The end result is neither 100 percent organic nor 100 percent Km0, but rather a balance between the two concepts.
When Lourdes officially retired in 2010, Iván and Arleny had already been running the family business for more than a decade – it was a relatively smooth transition. The big change came in 2014, when they decided to close the restaurant and spend some time reconsidering how to make it better.
The first change they implemented was an “open source” restaurant design, a move inspired by some of their customers and neighbors who work as architects, designers and artists. One such person was Tomás Díez, the director of Fab Lab BCN, who ended up designing their adaptable modular furniture and ceiling, which resembles an organic exoskeleton. The plans for all these designs are open source, and can be accessed using QR codes found on the various pieces or on Leka’s website.
The new space was opened in 2015, but it was another year before they fully executed their “honest food” concept, wherein they made the restaurant more sustainable (reducing the amount of plastic, glass and aluminum they used by 70 to 80 percent) and put more of an emphasis on the source of their food. The end result is neither 100 percent organic nor 100 percent Km0, but rather a balance between the two concepts.
They planted their own organic vegetable garden in Valldaura, an area on the edge of the city, as part of a project promoted by the Institute of Advanced Architecture of Barcelona, and now produce their own pickles and fermented vegetables. Their animal products are free range and sourced from the La Garrotxa area, and they only use locally fished seafood from either the Barcelona Fishermen’s Union (Cofraria de Pescadors de la Barceloneta) or the Delta de l’Ebre in southern Catalonia’s Tarragona region. In the case of meat, they buy whole butchered animals to optimize transport and consumption, and to decrease their overall use.
Leka’s daily specials menu, which largely caters to local office workers, never features fish (although you can order it from the main menu). There are also no individually bottled drinks: you can order bulk wine, draft beer or house-made fruit drinks like papelón (lemon with raw cane sugar). No Coke or other industrial sodas in sight.
Moreover, the international kitchen team, which consists of the Peruvian head chef Mario Pérez (who worked with the Adriá brothers in Patka) and cooks Gustavo Suárez (Venezuelan) and Zhang Xialong (Chinese), work in what they call a circular hierarchy. Every week, one member of the kitchen staff chooses the daily specials menu and the others add their own personal twists.
The most senior member, though, is the Catalan pastry specialist Conxi, who has worked in Leka’s kitchen since 1986 and is responsible for all the traditional local dishes like the seafood paella, the callos (spicy beef tripe stew with an intense sofrito and spice profile) and the fideuà (seafood noodles with alioli). The latter was a lunch special on one of our recent visits, and we were impressed by the creamy texture and the intense seafood flavor, which came from an excellent stock.

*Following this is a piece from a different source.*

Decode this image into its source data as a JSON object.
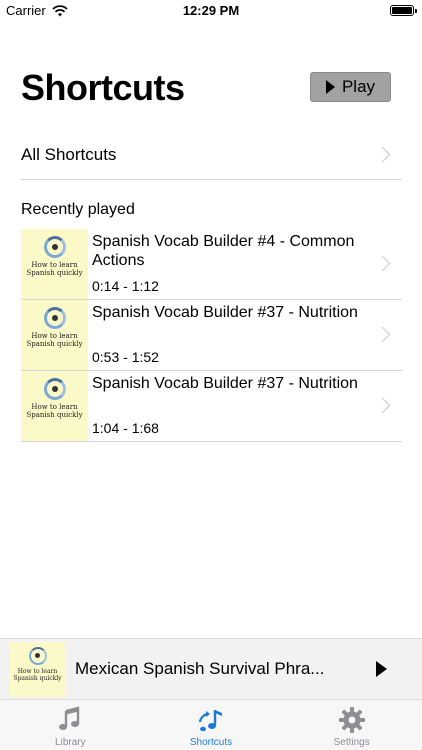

Their dishes reflect all of their personalities – a mix of local flavors like the seafood paella, the grilled octopus and the Mediterranean red shrimp with Latin-American specialties like the yucca fritter and their excellent vegan or fish ceviches. We recently had a sea bass ceviche with a wonderful and clean sea flavor that was dressed up the taste of choclo and cancha corn and surrounded with creamy sweet potato cream, in a succulent and very satisfying balance of acidic and soft flavors. The Asian influences can be seen in discreet additions such as sauces or more prominently in dishes like the Chinese-Peruvian chijaukay, which in this case is made with veal and panko instead of the traditional chicken.
Looking around, it’s hard to believe that this place used to be a refuge for truckers. But even with its innovative and forward-focused concepts, the new Leka is really not so different from the old – the restaurant is still feeding the neighbors what they want.